- Richard Bowyer, Dictionary of Military Terms, Bloomsbury Reference (2005-08), ISBN 190497015X/ ISBN 9781904970156
- (2016). South African Special Forces Documentary. Retrieved October 14, 2016, from https://www.youtube.com/watch?v=R6WUUDMWJhU
- (2016). South African Special Task Force. Retrieved October 14, 2016, from https://www.youtube.com/watch?v=gg5JYo_PoiE
- South African Police Special Task Force. Retrieved October 14, 2016, from http://www.sapstf.org/Overview.aspx
- “Manifesto of Umkhonto we Sizwe”. African National Congress. 16 December 1961. Archived from the original on 17 December 2006. Retrieved 30 December2006.
- Silverton Siege. (2009, July 18). South African History Online. Retrieved October 31, 2016, from http://www.sahistory.org.za/silverton-siege-1980/silverton-siege
- Tyler, C. (2012, November 25). Seven Robbers Shot Dead At South Africa Coin Cash Compound. DB Techno. Retrieved October 31, 2016, from https://www.dbtechno.com/curiosity/2012/11/25/seven-robbers-shot-dead-in-south-africa-coin-cash-compound/
- South African Police Service. Retrieved November 27, 2016, from http://saps.gov.za/
- Xinhuanet – English (2004, October 26). Retrieved November 27, 2016, from http://news.xinhuanet.com/english/2004-10/26/content_2141469.htm
- Hosken, G. (2004, November 13). Women make history in Special Task Force. Retrieved November 27, 2016, from http://www.iol.co.za/news/south-africa/women-make-history-in-special-task-force-226891#.UACW3JEuP5M
- Skills Portal. (2010, September 28). Top SAPS officers on training in the US. Retrieved November 27, 2016, from http://tspde.pl.privatelabel.co.za/page/education/779307-Top-SAPS-officers-on-special-training-in-US#.WDtSkuYrKUk

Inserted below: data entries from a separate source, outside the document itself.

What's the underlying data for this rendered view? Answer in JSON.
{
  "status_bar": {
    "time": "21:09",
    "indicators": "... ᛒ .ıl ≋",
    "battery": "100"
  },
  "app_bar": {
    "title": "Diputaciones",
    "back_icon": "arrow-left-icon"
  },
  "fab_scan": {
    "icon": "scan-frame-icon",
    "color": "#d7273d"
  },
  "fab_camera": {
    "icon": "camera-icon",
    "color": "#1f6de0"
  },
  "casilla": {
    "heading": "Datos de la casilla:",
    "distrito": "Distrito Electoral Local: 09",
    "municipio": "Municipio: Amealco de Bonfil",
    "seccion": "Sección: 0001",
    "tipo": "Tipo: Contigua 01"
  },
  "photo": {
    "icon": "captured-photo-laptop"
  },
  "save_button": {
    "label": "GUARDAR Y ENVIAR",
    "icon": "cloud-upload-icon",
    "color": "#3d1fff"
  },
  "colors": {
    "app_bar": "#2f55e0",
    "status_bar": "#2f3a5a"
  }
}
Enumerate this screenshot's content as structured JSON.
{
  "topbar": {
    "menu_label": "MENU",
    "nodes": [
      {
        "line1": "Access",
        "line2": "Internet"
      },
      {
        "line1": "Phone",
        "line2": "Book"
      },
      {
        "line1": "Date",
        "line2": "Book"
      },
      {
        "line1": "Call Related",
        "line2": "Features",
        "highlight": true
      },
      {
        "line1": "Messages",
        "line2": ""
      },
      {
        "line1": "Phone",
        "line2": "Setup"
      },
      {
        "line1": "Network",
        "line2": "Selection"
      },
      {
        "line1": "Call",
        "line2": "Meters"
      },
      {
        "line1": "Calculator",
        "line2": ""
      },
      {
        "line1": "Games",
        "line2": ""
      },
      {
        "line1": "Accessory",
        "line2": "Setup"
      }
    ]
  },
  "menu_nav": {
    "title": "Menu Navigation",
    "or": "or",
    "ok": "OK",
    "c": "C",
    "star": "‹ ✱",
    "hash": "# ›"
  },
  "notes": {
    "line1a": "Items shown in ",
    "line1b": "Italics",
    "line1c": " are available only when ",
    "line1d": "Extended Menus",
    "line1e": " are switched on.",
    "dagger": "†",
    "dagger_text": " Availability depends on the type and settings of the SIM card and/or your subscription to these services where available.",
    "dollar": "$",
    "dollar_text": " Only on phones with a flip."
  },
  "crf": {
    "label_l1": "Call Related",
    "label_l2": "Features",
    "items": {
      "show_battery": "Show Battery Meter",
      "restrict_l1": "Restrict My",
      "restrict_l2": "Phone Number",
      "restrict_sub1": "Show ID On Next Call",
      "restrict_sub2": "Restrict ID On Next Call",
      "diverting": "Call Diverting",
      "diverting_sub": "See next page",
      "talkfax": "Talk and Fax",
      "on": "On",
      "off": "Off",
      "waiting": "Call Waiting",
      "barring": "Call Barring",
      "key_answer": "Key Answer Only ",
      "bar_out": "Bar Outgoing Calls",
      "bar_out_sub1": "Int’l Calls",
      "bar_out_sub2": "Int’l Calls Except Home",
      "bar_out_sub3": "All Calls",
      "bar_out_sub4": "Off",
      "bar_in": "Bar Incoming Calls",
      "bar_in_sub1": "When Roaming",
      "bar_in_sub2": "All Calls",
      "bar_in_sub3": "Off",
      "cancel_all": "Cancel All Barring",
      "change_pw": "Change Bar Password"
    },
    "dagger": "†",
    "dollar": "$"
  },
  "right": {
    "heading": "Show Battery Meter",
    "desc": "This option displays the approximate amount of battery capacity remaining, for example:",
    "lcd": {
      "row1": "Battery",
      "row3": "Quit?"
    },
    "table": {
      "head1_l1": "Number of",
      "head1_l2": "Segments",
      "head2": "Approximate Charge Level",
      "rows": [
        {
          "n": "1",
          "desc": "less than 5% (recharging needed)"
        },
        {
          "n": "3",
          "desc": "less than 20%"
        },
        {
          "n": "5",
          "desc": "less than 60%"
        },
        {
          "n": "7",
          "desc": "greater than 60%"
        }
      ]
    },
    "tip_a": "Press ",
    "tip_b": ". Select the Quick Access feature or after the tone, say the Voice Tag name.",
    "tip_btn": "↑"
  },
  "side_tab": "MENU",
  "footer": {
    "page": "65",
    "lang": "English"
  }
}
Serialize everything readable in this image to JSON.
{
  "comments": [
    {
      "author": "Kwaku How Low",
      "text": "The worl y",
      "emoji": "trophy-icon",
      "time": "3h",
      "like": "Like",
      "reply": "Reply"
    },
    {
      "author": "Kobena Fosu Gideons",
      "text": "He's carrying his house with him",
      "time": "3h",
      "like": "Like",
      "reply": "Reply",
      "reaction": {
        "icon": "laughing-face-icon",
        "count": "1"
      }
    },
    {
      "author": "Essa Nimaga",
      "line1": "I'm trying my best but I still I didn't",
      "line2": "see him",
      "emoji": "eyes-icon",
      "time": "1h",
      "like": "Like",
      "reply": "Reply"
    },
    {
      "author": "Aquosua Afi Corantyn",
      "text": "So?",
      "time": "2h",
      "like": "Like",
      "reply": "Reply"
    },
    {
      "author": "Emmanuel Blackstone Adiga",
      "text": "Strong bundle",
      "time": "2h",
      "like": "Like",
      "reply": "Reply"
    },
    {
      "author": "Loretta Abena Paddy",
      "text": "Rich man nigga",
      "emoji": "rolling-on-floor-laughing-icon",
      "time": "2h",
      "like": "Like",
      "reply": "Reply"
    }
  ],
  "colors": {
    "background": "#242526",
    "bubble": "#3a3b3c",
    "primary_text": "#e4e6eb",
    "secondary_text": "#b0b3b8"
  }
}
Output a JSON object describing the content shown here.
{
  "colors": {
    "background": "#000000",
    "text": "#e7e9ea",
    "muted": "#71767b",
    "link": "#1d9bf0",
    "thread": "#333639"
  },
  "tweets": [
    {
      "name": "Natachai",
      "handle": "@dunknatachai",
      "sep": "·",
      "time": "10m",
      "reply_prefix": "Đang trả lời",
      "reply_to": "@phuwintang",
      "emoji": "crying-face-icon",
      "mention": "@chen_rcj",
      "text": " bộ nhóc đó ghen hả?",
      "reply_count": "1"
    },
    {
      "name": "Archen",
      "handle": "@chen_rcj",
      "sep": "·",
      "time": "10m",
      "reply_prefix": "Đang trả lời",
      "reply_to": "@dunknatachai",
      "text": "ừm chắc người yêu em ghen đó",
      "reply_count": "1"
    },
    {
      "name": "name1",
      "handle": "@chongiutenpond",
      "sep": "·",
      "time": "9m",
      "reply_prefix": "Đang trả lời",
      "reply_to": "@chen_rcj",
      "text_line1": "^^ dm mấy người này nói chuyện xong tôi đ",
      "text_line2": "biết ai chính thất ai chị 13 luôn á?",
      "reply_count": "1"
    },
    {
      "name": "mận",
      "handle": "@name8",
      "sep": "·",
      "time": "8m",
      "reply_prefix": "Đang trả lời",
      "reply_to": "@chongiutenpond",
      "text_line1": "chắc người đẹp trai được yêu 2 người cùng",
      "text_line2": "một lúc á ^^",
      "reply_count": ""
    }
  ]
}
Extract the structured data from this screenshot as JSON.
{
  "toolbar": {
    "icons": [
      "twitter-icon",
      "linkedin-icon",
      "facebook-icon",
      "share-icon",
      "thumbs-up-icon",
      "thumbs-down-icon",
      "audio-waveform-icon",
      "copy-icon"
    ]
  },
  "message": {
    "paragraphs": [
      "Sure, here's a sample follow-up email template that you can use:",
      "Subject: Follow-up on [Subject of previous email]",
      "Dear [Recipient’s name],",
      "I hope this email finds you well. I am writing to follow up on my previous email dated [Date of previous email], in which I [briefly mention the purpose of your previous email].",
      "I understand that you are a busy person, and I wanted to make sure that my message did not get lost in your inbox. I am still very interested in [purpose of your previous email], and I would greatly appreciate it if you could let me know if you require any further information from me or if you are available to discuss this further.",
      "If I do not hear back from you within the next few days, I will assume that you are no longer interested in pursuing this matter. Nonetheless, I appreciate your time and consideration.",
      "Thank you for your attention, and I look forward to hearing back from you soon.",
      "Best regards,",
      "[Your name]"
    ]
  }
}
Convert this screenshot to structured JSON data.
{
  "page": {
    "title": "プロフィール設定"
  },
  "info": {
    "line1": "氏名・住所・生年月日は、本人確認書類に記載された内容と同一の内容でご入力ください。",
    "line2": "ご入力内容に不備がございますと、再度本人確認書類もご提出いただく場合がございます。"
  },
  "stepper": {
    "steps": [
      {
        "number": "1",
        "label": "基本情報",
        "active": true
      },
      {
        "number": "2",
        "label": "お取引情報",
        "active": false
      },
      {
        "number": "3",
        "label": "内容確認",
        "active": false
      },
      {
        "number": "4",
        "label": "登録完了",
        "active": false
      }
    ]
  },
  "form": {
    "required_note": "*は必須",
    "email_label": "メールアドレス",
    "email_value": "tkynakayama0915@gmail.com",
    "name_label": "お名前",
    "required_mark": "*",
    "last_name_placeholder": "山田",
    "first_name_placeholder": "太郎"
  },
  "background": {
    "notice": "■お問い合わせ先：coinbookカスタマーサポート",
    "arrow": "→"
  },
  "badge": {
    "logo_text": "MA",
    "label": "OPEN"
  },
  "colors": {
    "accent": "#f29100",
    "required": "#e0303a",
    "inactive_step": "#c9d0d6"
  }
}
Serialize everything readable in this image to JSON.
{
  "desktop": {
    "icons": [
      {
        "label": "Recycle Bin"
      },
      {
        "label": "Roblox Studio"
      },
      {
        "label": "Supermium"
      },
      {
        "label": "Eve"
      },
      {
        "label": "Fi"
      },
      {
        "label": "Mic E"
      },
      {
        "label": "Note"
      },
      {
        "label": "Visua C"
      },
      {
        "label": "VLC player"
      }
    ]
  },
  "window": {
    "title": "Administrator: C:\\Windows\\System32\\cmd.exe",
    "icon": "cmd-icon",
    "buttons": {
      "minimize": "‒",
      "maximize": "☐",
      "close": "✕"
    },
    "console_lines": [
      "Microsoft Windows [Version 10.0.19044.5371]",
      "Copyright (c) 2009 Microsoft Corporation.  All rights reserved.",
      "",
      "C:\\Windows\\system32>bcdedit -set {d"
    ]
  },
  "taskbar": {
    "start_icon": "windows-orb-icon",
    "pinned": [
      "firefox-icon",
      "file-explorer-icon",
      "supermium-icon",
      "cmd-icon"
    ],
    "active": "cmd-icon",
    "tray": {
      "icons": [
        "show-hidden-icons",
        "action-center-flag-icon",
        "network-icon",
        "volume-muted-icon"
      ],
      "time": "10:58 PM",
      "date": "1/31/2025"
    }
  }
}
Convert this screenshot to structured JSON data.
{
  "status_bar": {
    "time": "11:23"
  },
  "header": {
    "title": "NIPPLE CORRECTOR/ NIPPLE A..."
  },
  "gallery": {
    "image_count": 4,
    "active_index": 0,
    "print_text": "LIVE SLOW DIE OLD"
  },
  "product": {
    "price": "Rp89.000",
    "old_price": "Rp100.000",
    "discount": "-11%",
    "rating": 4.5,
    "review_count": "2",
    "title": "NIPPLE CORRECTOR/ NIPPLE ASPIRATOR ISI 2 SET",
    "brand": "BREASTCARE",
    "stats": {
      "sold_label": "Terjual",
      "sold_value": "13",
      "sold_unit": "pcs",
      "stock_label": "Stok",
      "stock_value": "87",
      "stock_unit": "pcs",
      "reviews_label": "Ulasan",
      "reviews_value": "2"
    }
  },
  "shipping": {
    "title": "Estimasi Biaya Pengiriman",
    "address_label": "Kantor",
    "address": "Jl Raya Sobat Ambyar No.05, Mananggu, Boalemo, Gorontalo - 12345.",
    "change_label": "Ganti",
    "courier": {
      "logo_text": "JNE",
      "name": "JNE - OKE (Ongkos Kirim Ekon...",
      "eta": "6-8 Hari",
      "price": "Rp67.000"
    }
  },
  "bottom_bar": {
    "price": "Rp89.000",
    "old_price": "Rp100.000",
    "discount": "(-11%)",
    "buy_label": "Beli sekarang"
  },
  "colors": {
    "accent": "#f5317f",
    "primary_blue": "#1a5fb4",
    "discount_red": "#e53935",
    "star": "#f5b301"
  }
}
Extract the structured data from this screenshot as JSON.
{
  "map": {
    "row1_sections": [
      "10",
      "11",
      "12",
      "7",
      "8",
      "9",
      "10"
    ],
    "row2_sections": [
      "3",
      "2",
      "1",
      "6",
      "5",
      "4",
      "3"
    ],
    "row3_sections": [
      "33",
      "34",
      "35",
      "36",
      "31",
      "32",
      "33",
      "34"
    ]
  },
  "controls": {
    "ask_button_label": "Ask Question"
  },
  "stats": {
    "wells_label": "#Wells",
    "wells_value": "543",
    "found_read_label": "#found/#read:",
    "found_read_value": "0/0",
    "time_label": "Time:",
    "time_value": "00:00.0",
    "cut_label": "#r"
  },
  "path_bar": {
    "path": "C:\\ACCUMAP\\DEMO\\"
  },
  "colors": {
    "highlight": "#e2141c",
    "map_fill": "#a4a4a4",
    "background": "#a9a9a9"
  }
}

12. Bainbridge, James (2010). South Africa Lesotho and Swaziland. p. 188.